The Canadian commission that oversees our nation's broadcasters has weakened the rule that prohibits the broadcast of "false or misleading news." At the request of the House of Commons, the Canadian Radio-television and Telecommunications Commission re-drafted an important regulation and released it for public comment in January. February 9, 2011 is the last day for public comments on this regulatory change. If it is approved, the new rule will only prohibit broadcasting news that the broadcaster knows is false or misleading and which is likely to endanger the public. The difference could radically change the way Canadian media covers many issues, including environmental news stories. Read Lake Ontario Waterkeeper's analysis of the new regulation below or visit the CRTC website to submit your own comment before February 9.
When we started Lake Ontario Waterkeeper back in 2001, one of our first projects was the creation of an online news archive for important stories about water issues, environmental law, and emerging science. Over the last ten years, we have monitored dozens of media outlets and government websites on a daily basis and archived more than 10,000 articles.
You may have noticed in the last year or so that we are archiving fewer stories each week. That's because it is getting harder to find informative articles about environment, science, water, and policy in local media.
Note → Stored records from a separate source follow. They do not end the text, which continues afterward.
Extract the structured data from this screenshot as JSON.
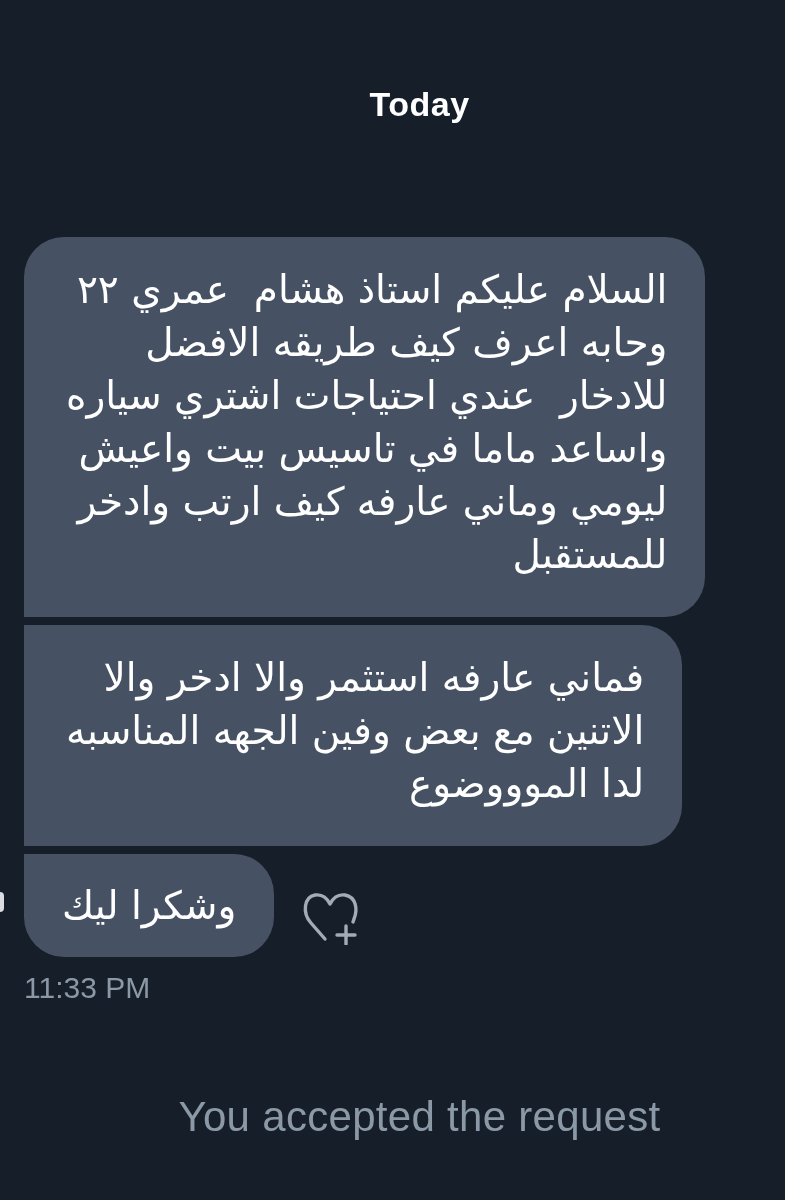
{
  "header": {
    "date": "Today"
  },
  "messages": [
    {
      "text": "السلام عليكم استاذ هشام  عمري ٢٢\nوحابه اعرف كيف طريقه الافضل\nللادخار  عندي احتياجات اشتري سياره\nواساعد ماما في تاسيس بيت واعيش\nليومي وماني عارفه كيف ارتب وادخر\nللمستقبل"
    },
    {
      "text": "فماني عارفه استثمر والا ادخر والا\nالاتنين مع بعض وفين الجهه المناسبه\nلدا الموووضوع"
    },
    {
      "text": "وشكرا ليك"
    }
  ],
  "timestamp": "11:33 PM",
  "notice": "You accepted the request"
}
It is getting harder to find non-partisan legislative debates that provide more insight, fact, or analysis than mere party-line talking points can offer. We spend more time trying to find fewer articles today than we did ten years ago.
The seeming decline of meaningful environmental news and debate is an anecdotal issue that we talk about in our office from time-to-time. We did not think it had become a public policy concern. Until now.
In January, the CRTC announced changes to an important regulation that prohibits Canadian broadcasters from broadcasting "any false or misleading news." A House of Commons committee has, apparently, instructed the Commission to rewrite the regulation. The new rules would prohibit broadcasting "any news that the licensee knows is false or misleading and that endangers or is likely to endanger the lives, health or safety of the public ..." (emphasis added).
LOW reviewed the proposed changes to the Radio Regulations, 1986. We applied our experience with law, decision-making, environmental issues, and media. We submitted our comment today to the CRTC and formally (and strongly) recommended that the CRTC decide not to amend the regulation at this time.
Here's why the CRTC's new rules for news broadcaster spell bad news for the environment:
1. The current test is one of truth: Is the news false or misleading? This test will be replaced by a far more subjective test: Does the broadcaster know that the news is false or misleading? In essence, the amendment means that it is no longer a problem to broadcast false or misleading news in Canada; it is only a problem to broadcast false or misleading news if you can prove that the licensee knows it to be false or misleading.
2. Government, the general public, or competitors are highly unlikely to be able to prove what a licensee knew or did not know at the time of broadcast. As a result, there is no deterrent against the broadcast of false or misleading news.
3. Since the test is no longer "what is true?" but is instead, "what does the licensee know?", licensees are encouraged not to investigate controversial or complicated stories very deeply. This is especially problematic for coverage of environmental issues, which often require in-depth understanding of scientific and legal issues.
4. It is virtually impossible to prove that any news - false, misleading, or otherwise - will endanger or be likely to endanger lives, health or safety. To meet the new test, you must now prove that the news endangers or is likely to endanger lives, health or safety. It is virtually impossible to prove this element of the test, especially with regard to news stories about science, law, and the environment. Establishing causal relationships in environmental matters is complex, sometimes impossible to do with great certainty. It takes specialized scientific study, and may require decades of monitoring and observation before effects are known.
5. The new rules assume that there is always a direct cause-and-effect relationship between the false or misleading news and the consequence. As every environmentalist or scientist knows, the consequences of cumulative effects are as important as the consequences of individual effects - and they are not always predictable.
Each of the two new tests is unworkable: proving what a licensee knows and proving that one piece of false or misleading news is likely to endanger the public. Combined, they are impossible. That makes the CRTC's proposal bad law.
It is also bad policy. In the context of the decline of meaningful analysis and coverage on environmental issues, relaxing the standards for news broadcasters can only lower the quality of environmental education and awareness for Canadians. We have seen rollbacks to virtually every formal decision-making process in environmental law, including environmental assessments, licence approvals, and enforcement. Without access to fair processes, we rely on the media more than ever before to analyze and disseminate important news about environmental issues. That is not happening, and that is a public policy concern.
Learn more about the CRTC's proposal on the CRTC website. The deadline to support, oppose, or comment on the regulatory amendment is February 9, 2011.
See what Waterkeeper Alliance president Robert F. Kennedy Jr. had to say about the impacts on energy reporting when the U.S. eliminated its Fairness Doctrine.